I've also included some of the worst books to cross my path this year. Booker Prize winner Eleanor Catton published an excellent essay on elitism and the psychology of negative reviews through Metro this week, saying most one-star reviews on websites like Amazon and Goodreads boil down to three key complaints. These are: the book was confusing; the book was boring, or the book was badly written.

She expands further.

"'Confusing', 'boring' and 'bad' are fine complaints, and in many cases may be pertinent complaints, but they are not criticisms. They are three different ways of saying that the work in question failed to evoke any response from the reviewer at all. Far from describing and critiquing a literary encounter - the job of criticism - such "reviews" only make it clear that a literary encounter never took place."

For the most part, I agree with her. Most of the time when I dislike a book, the core problem is that the author is writing for a specific audience which just doesn't include me.

However, I do believe there's such a thing as an objectively flawed book, and I've tried to be as reasonable as I can about those included below.

The best:

1) G. Willow Wilson, Alif the Unseen.

I am often suspicious of books calling themselves "urban fantasy". It's a genre which is, unfortunately, much more difficult to pull off than it looks, and it's been tarnished by association with poorly-conceived books aimed at reluctant readers.

Alif the Unseen is the real deal, though. If you've read William Gibson's classic Neuromancer, this bears a passing resemblance, only it's better-written and set in the Middle East.

It effortlessly mixes fantasy elements with meditations on culture, religion and technology, and includes a good splash of action. Brilliant.

2) Graham Joyce, The Tooth Fairy.

Wow, what a ride. The way this book is often designed, it almost looks like it belongs in the Young Adult section, and it even reads that way until about a third of the way in, when the dark, unsettlingly sexual plot kicks in. Despite covering some really heavy subject material, the writing remains upbeat and effervescent. A strange little beast, this one.

3) Stieg Larsson, The Girl With the Dragon Tattoo.
I know, I know. I'm about five Christmasses too late with this review, and everybody else in the whole world has already read this series and formed their own opinions. I'd just like to say to all the friends and family who told me I should give Larsson a go even if I don't normally like thrillers: you were right.

Honourable mentions:

Charles Burns, Black Hole. I can't, in good conscience, straight-up recommend this graphic novelist in a family newspaper like the Nelson Mail, but if you've got a strong stomach, an inquiring mind and an appreciation for sharp design, then Burns might be your guy.

Summer Wigmore, The Wind City. There were enough rough edges on this 19-year-old Kiwi's debut novel that I didn't feel comfortable covering it in full on this column. However, it's still the most innovative book set in Wellington I've read so far, and jolly good fun if you're into Doctor Who.

The worst:

Dan Simmons, Flashback.
I've heard a few right-wing people complain about political subplots in fantasy novels, particularly those by former Socialist Workers Party member China Mieville. It's never bothered me, since, if anything, most fiction I come across tends to lean towards the left, but Simmons' dystopic novel gave me a unique insight into how irritating overt political subtexts really can be.

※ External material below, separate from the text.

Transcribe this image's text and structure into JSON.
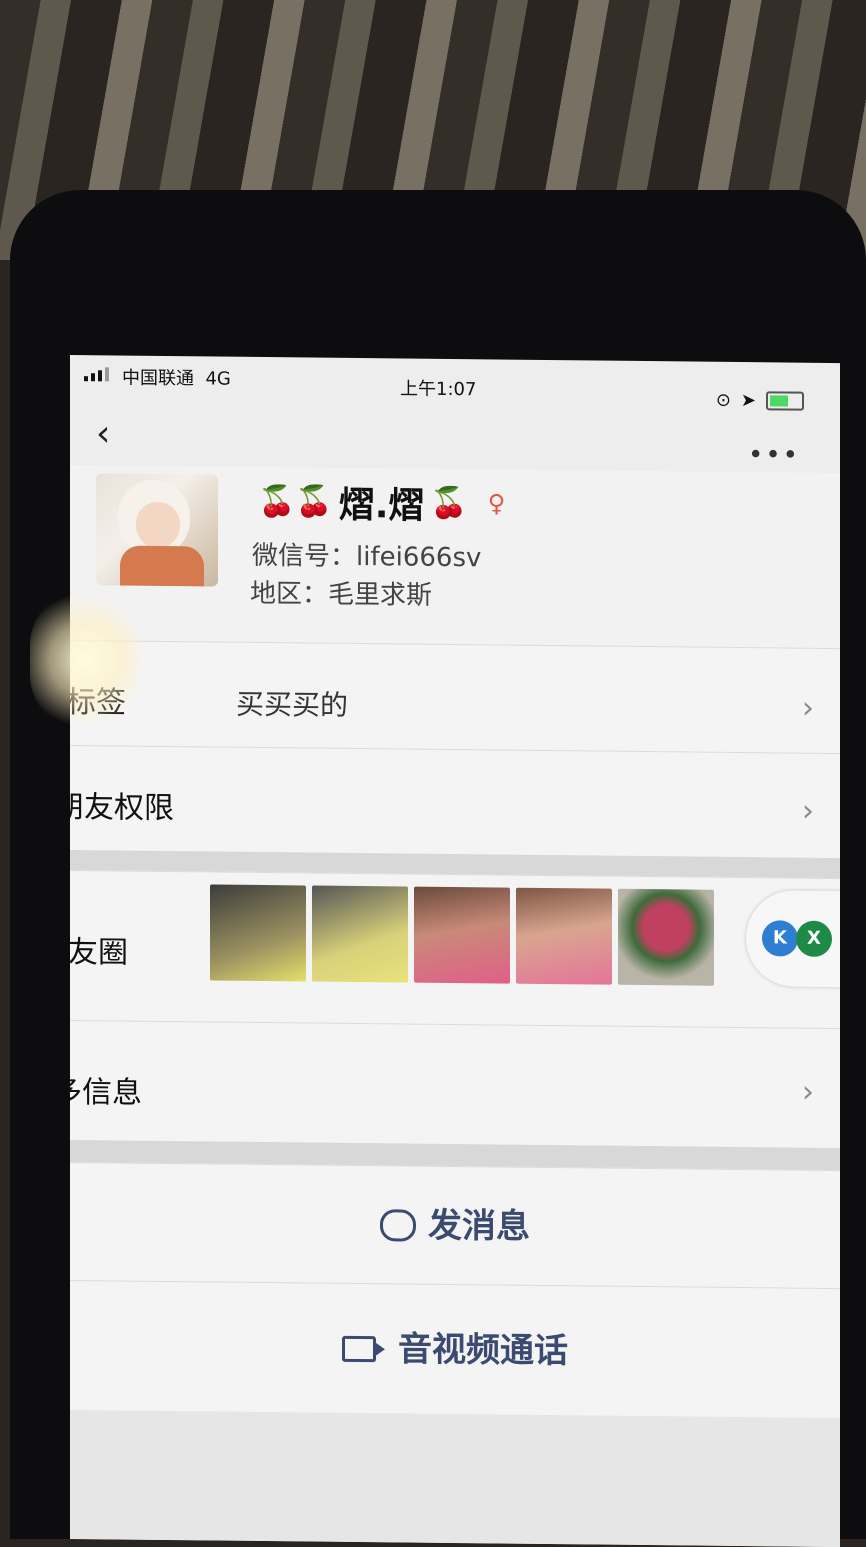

Would you believe this American thriller writer actually blames the Obama administration's introduction of public healthcare for the collapse of his fictional American society? He's also against sustainable energy and immigration of any kind, especially from Mexico, and doesn't believe in global warming.

This book was bizarre, and not in a good way.

Lauren Beukes, The Shining Girls.

I wanted to like this book so much. Beukes' sophomore novel, Zoo City, blew my socks off - it's colourful, exciting, well-written and above all, innovative. The Shining Girls seems to have been met with broad critical acclaim as well, but beyond Beukes' wonderful authorial voice, nothing about this book did it for me.

The plot was clunky and confusing, the inner-city Chicago setting was boring, and the too-many characters all seemed to fall just short of being convincing.

It was a disappointment.

Mikhail Bulgakov, The Master and Margarita.
Like Kerouac's On the Road and that bullfighting one by Hemingway, this is one of those classic books that boring men at parties like to talk about to signify their intelligence and worldliness. They've talked about it to me enough that I felt I had to read it, and sure enough, it was a bit of a dud.

There were lots of fun descriptions and an edgy dose of Soviet Russian surrealism, but not much of an attempt at plot or character building.

I couldn't stay interested in it for more than about 10 minutes at a time. Sorry.